The primary sign of diastasis recti is a midline bulge down the abdomen.

Although this may sometimes be the only symptom, some people may experience additional symptoms, such as:

  • discomfort and pain in the abdomen
  • loss of bladder control
  • accidental bowel leakage
  • musculoskeletal problems, such as lower back pain and pelvic instability
  • pelvic organ prolapse, which means that one or more organs slip down and bulge into the vagina
  • poor self-image
  • lower quality of life

In most cases, doctors can diagnose diastasis recti by taking a thorough medical history and carrying out a physical examination. Ultrasound, CT scans, and MRI scans can help determine the severity of the condition.

A separation larger than 2 centimeters between the rectus abdominis muscles indicates an abnormality.

People can perform a basic self-test for diastasis recti at home by following these steps:

  1. Lie on the back with the knees bent and the feet on the floor.
  2. Place one hand over the midline of the abdomen, keeping the fingers flat.
  3. Place the other hand under the head and neck.
  4. Lift the head slowly and press down on the abdomen with the finger pads.
  5. Feel for a gap between the muscles.

If a person feels a space of more than two finger widths, they should contact a doctor.

In some people, diastasis recti heals on its own without treatment.

Conversely, in approximately 60% of people, the condition persists after the early postpartum period. In these cases, the treatment options include conservative treatment and surgery.

Conservative treatment

Most experts advise starting with conservative treatment methods. First-line treatments may include:
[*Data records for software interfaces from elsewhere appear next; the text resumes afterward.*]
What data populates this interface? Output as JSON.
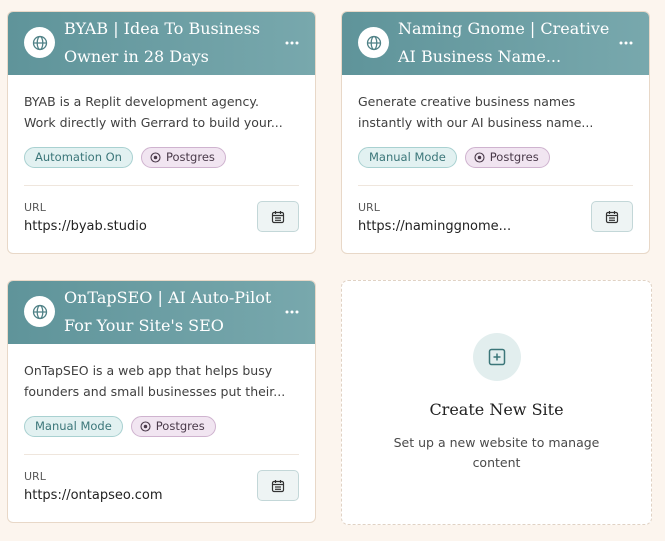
{
  "sites": [
    {
      "title_line1": "BYAB | Idea To Business",
      "title_line2": "Owner in 28 Days",
      "desc_line1": "BYAB is a Replit development agency.",
      "desc_line2": "Work directly with Gerrard to build your...",
      "mode_tag": "Automation On",
      "db_tag": "Postgres",
      "url_label": "URL",
      "url": "https://byab.studio"
    },
    {
      "title_line1": "Naming Gnome | Creative",
      "title_line2": "AI Business Name...",
      "desc_line1": "Generate creative business names",
      "desc_line2": "instantly with our AI business name...",
      "mode_tag": "Manual Mode",
      "db_tag": "Postgres",
      "url_label": "URL",
      "url": "https://naminggnome..."
    },
    {
      "title_line1": "OnTapSEO | AI Auto-Pilot",
      "title_line2": "For Your Site's SEO",
      "desc_line1": "OnTapSEO is a web app that helps busy",
      "desc_line2": "founders and small businesses put their...",
      "mode_tag": "Manual Mode",
      "db_tag": "Postgres",
      "url_label": "URL",
      "url": "https://ontapseo.com"
    }
  ],
  "create_card": {
    "title": "Create New Site",
    "subtitle": "Set up a new website to manage content"
  },
  "icons": {
    "site_badge": "globe-icon",
    "more": "more-horizontal-icon",
    "db_tag": "circle-dot-icon",
    "schedule": "calendar-icon",
    "create": "plus-square-icon"
  },
  "colors": {
    "background": "#fcf5ee",
    "header_teal": "#5f949a",
    "accent_teal": "#3b7679",
    "db_tag_purple": "#f1e5f1"
  }
}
According to a 2019 review, the efficacy of physical therapy is questionable. There is insufficient evidence to determine the best exercises.
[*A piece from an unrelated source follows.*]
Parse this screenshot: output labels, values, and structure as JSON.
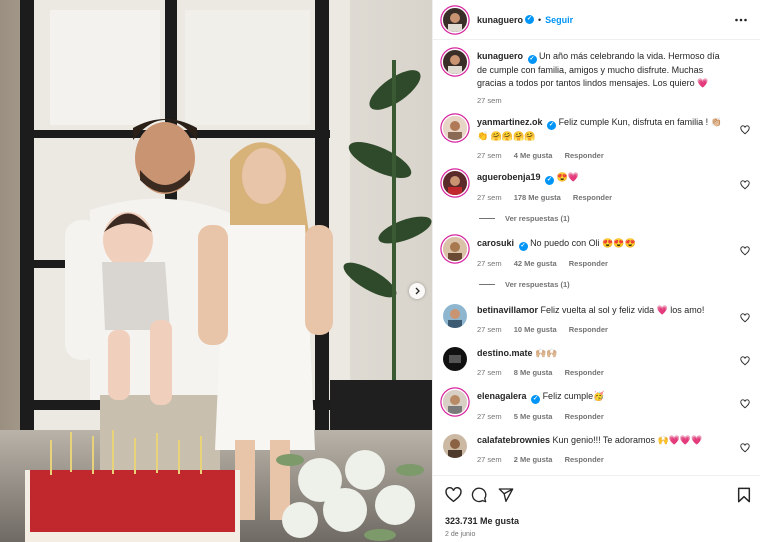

However, some research indicates that exercise may help people heal their diastasis recti.

A small 2021 study investigated the effect of a 12-week exercise program in reducing diastasis recti in eight people who had given birth in the last 6–24 months. The program consisted of diaphragmatic, or belly, breathing, along with core strengthening exercises.

It found that a postpartum exercise program can decrease the severity of diastasis recti.


If conservative treatment does not produce results in 2–6 months, a doctor may suggest surgery. They can perform surgery open, laparoscopically, or robotically.

  • Open surgery gives a surgeon access to the abdomen via a single large incision.
  • Laparoscopy gives access to the abdomen with multiple small incisions.
  • Robotic surgery involves the use of a camera and mechanical arms that hold surgical instruments.

Open and laparoscopic surgeries are effective, and a doctor can recommend the best option for an individual. Both types have relatively few complications and low recurrence rates. They can also improve symptoms such as urinary incontinence and lower back pain.

According to a 2021 research article, doctors generally do not recommend surgery for people who expect to have future pregnancies.

For other individuals, surgical options include:

  • rectus plication to rebuild the linea alba, which involves tightening the muscles
  • modified hernia repair techniques
  • a combination of the above

Exercises that strengthen the abdominal and pelvic floor muscles may be beneficial in preventing diastasis recti. However, certain exercises can place excess pressure on the abdominal muscles, so individuals should ask a doctor or physical therapist to recommend safe ones for them. Their recommendations may change as the pregnancy progresses.

A small, older 2005 study looked at the effect of exercise during pregnancy on the likelihood of developing diastasis recti. In the study, eight pregnant people participated in an abdominal exercise program, while a group of 10 did not exercise. The authors note a higher occurrence and greater severity of diastasis recti among those who did not exercise.

Other prevention tips include managing weight gain and avoiding heavy lifting.

Diastasis recti involves a separation of the two long muscles down the front of the abdomen. It is common during pregnancy and often persists after giving birth.

The first-line treatment options consist of conservative measures such as physical therapy exercises and weight management. If the initial treatment is not effective after 2–6 months, a doctor may recommend surgery.